culture of death

Definition from Wiktionary, the free dictionary
Jump to navigation Jump to search

English[edit]

Noun[edit]

culture of death (plural cultures of death)

  1. (theology) In moral theology, the concept that human life can be a means to some other end and not solely an end itself.
  2. (philosophy, politics) In contemporary political and philosophical discourse, a culture asserted to be inconsistent with the concept of a "culture of life", such as cultures that support contraception and abortion, euthanasia, capital punishment, human cloning, self-absorption, apathy or poverty.
  3. A society that reveres suicide bombers as martyrs.
    • 2007, Talal Asad, On Suicide Bombing, Columbia University Press, page 50
      But can one nevertheless regard suicide bombing as an expression of the political culture—the culture of death—that has emerged in modern times in the Middle East?
    • 2007, Israel W. Charny, Fighting Suicide Bombing: A Worlwide Campaign for Life, Greenwood Publishing Group, page 77
      Still, with ... each individual case ... of individual suicide bombers ... it seems that we have to acknowledge first of all that there is a larger pattern of a culture of death
    • 2009, Joshua Craze and Mark Huband, The Kingdom: Saudi Arabia and the Challenge of the 21st Century, Hurst Publishers, page 289
      Suicide bombings ... were still wrong because such reasoning promotes a culture of death and nihilism that will take years to erase from the Palestinian narrative

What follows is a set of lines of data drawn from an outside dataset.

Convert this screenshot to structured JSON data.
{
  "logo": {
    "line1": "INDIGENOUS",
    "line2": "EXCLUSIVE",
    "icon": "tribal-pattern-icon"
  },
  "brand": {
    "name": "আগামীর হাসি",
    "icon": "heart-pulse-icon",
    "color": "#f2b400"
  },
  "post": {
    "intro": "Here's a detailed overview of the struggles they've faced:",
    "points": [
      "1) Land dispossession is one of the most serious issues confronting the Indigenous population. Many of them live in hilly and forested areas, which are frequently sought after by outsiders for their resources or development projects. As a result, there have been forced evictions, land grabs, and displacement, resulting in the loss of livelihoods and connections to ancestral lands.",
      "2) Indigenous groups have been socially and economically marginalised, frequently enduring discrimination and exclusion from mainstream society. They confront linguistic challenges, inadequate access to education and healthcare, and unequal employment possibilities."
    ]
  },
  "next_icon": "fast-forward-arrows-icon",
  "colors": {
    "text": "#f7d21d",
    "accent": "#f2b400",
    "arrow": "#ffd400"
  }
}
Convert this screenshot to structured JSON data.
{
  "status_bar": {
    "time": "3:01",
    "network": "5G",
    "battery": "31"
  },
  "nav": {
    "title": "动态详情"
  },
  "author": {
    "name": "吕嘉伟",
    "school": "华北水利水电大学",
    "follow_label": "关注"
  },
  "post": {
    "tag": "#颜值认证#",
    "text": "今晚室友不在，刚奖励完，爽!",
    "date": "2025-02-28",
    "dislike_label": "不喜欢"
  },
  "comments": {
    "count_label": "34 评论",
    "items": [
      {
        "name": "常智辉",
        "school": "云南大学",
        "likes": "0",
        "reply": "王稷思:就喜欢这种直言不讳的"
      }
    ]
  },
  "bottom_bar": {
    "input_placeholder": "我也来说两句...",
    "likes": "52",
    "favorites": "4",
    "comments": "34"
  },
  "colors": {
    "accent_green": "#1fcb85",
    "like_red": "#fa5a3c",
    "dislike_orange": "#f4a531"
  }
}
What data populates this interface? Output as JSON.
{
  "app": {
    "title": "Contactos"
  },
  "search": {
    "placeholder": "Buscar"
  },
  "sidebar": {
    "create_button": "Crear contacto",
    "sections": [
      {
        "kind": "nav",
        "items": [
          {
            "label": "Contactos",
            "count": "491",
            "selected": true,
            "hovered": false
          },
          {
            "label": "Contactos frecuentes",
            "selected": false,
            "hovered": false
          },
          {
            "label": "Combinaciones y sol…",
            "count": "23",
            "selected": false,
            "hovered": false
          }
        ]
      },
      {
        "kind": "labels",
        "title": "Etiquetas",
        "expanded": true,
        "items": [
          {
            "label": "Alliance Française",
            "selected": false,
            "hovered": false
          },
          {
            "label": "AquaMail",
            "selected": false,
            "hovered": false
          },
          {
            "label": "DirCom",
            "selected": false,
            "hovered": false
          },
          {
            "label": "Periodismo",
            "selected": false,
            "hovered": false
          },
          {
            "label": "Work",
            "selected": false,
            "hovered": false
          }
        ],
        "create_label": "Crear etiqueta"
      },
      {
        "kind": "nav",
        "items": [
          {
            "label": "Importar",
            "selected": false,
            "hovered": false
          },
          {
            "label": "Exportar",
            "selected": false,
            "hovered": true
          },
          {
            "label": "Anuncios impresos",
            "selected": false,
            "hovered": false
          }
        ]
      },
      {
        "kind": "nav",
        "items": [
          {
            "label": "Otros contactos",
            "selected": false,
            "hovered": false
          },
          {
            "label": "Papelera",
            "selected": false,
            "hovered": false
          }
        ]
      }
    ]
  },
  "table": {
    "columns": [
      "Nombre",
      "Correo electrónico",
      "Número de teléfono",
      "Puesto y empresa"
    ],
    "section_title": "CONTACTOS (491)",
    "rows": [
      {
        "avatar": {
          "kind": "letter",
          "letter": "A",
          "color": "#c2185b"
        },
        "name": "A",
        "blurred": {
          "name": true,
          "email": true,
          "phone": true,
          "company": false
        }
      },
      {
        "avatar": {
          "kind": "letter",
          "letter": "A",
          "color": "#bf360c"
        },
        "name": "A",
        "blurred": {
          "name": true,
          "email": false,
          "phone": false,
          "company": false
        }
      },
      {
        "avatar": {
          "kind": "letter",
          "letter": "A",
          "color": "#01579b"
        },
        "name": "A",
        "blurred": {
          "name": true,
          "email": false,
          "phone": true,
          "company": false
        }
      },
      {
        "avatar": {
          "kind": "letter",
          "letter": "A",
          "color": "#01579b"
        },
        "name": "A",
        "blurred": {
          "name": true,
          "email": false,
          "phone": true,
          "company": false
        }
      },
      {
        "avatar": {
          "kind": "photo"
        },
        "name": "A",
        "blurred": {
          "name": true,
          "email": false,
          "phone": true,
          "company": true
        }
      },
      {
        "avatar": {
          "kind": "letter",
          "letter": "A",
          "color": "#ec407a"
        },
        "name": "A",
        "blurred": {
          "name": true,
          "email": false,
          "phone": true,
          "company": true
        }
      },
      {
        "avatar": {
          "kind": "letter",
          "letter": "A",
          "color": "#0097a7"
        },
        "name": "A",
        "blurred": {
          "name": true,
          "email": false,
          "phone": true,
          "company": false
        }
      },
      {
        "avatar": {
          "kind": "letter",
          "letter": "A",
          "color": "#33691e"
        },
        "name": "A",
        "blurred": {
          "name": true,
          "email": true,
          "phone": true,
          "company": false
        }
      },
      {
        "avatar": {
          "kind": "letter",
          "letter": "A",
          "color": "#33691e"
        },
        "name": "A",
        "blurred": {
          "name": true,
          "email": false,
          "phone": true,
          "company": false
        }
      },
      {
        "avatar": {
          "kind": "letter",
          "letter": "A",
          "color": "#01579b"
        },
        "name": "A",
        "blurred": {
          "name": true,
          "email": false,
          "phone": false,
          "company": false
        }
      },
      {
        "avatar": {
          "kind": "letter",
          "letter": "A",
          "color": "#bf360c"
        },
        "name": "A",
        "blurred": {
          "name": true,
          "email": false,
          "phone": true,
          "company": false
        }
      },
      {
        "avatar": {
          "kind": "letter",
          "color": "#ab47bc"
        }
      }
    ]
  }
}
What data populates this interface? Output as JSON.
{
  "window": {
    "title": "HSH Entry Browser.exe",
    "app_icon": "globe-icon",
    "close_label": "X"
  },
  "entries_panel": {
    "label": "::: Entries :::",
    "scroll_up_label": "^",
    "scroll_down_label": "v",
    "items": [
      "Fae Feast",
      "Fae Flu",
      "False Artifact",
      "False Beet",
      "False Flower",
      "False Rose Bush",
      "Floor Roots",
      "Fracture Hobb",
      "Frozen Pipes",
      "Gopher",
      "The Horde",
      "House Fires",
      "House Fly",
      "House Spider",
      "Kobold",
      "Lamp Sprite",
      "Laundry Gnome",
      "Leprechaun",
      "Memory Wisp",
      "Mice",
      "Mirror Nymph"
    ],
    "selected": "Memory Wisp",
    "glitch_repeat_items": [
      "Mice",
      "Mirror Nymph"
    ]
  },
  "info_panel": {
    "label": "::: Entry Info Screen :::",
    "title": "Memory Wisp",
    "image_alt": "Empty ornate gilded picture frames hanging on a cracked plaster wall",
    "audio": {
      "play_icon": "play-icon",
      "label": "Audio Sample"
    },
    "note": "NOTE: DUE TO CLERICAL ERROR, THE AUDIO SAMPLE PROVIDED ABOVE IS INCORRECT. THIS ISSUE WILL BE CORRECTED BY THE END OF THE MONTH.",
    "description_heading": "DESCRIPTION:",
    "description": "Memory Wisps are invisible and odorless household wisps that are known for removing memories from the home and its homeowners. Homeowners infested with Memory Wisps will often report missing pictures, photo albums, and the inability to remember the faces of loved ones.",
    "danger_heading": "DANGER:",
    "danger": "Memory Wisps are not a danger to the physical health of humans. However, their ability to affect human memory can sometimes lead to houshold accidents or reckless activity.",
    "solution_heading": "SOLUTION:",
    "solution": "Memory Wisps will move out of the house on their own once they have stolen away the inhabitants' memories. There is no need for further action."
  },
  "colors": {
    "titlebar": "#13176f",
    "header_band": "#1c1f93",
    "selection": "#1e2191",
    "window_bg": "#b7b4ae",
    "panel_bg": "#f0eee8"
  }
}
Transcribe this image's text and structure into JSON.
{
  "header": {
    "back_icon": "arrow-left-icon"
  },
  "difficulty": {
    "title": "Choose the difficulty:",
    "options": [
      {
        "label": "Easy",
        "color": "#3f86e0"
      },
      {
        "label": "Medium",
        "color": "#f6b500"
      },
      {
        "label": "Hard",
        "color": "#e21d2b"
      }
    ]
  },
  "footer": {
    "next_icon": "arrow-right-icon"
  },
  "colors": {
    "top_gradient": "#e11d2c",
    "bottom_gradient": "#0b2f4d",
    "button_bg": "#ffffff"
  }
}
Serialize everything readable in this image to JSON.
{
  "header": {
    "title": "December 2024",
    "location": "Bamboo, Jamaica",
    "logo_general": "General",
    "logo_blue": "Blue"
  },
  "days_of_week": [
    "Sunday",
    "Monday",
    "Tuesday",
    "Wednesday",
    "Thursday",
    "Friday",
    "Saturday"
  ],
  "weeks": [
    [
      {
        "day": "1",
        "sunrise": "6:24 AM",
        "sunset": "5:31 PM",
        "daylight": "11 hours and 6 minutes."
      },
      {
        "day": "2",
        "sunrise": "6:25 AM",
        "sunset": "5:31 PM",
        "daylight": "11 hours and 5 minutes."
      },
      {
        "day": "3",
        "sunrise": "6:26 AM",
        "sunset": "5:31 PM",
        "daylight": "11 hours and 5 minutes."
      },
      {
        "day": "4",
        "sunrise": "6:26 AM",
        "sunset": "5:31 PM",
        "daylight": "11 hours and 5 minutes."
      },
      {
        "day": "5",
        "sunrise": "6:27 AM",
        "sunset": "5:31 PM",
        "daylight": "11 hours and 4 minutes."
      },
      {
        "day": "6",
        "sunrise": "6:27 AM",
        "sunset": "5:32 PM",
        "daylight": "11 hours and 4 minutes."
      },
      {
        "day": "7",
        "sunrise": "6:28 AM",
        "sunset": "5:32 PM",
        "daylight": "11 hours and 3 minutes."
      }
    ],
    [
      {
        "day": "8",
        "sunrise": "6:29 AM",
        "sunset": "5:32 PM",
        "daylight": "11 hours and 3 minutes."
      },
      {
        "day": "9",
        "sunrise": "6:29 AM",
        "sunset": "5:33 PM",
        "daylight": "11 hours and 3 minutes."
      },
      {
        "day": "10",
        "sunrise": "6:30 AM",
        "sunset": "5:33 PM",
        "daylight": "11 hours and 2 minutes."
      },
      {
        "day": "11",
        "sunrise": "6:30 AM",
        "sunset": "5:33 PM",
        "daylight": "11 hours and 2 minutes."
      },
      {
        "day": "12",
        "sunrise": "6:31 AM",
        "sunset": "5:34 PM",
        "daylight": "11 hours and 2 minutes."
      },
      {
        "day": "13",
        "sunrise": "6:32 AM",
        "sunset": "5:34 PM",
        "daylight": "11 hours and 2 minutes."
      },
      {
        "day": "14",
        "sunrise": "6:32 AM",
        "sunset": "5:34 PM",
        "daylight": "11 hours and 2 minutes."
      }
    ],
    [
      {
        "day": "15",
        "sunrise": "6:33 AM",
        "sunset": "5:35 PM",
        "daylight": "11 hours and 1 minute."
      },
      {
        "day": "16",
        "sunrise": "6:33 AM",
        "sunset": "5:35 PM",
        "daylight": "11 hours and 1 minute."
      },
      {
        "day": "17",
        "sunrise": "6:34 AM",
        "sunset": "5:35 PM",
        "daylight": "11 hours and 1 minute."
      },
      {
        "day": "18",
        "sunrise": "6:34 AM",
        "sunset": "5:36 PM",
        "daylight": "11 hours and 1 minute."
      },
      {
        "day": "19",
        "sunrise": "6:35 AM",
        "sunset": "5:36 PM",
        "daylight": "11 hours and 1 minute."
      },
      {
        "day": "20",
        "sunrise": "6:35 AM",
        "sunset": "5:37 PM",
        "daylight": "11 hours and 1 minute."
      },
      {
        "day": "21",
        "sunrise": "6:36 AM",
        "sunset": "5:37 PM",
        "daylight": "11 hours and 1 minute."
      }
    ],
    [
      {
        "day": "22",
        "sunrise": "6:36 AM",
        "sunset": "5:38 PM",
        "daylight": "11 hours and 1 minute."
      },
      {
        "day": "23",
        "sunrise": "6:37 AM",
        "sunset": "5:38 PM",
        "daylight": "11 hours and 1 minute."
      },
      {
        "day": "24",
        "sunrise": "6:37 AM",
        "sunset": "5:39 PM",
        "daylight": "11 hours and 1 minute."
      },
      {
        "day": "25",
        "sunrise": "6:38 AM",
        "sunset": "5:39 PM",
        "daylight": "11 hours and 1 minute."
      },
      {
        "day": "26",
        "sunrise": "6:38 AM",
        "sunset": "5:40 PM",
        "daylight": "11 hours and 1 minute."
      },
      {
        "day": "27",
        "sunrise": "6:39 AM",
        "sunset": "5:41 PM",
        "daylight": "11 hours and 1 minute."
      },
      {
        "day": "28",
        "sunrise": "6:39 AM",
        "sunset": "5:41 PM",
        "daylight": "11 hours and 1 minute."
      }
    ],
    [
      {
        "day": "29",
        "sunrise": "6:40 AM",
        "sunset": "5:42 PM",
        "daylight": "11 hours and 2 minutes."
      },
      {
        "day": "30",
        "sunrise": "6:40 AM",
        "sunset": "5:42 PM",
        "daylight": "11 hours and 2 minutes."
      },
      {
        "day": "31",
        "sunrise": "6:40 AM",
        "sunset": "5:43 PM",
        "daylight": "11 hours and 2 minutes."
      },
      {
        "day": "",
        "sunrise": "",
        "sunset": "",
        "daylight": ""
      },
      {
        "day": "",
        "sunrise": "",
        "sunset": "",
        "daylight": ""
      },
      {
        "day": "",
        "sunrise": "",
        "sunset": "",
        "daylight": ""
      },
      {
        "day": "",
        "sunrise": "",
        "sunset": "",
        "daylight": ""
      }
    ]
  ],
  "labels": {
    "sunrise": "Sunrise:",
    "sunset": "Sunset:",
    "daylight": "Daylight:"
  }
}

Translations[edit]

The translations below need to be checked and inserted above into the appropriate translation tables, removing any numbers. Numbers do not necessarily match those in definitions. See instructions at Wiktionary:Entry layout#Translations.

References[edit]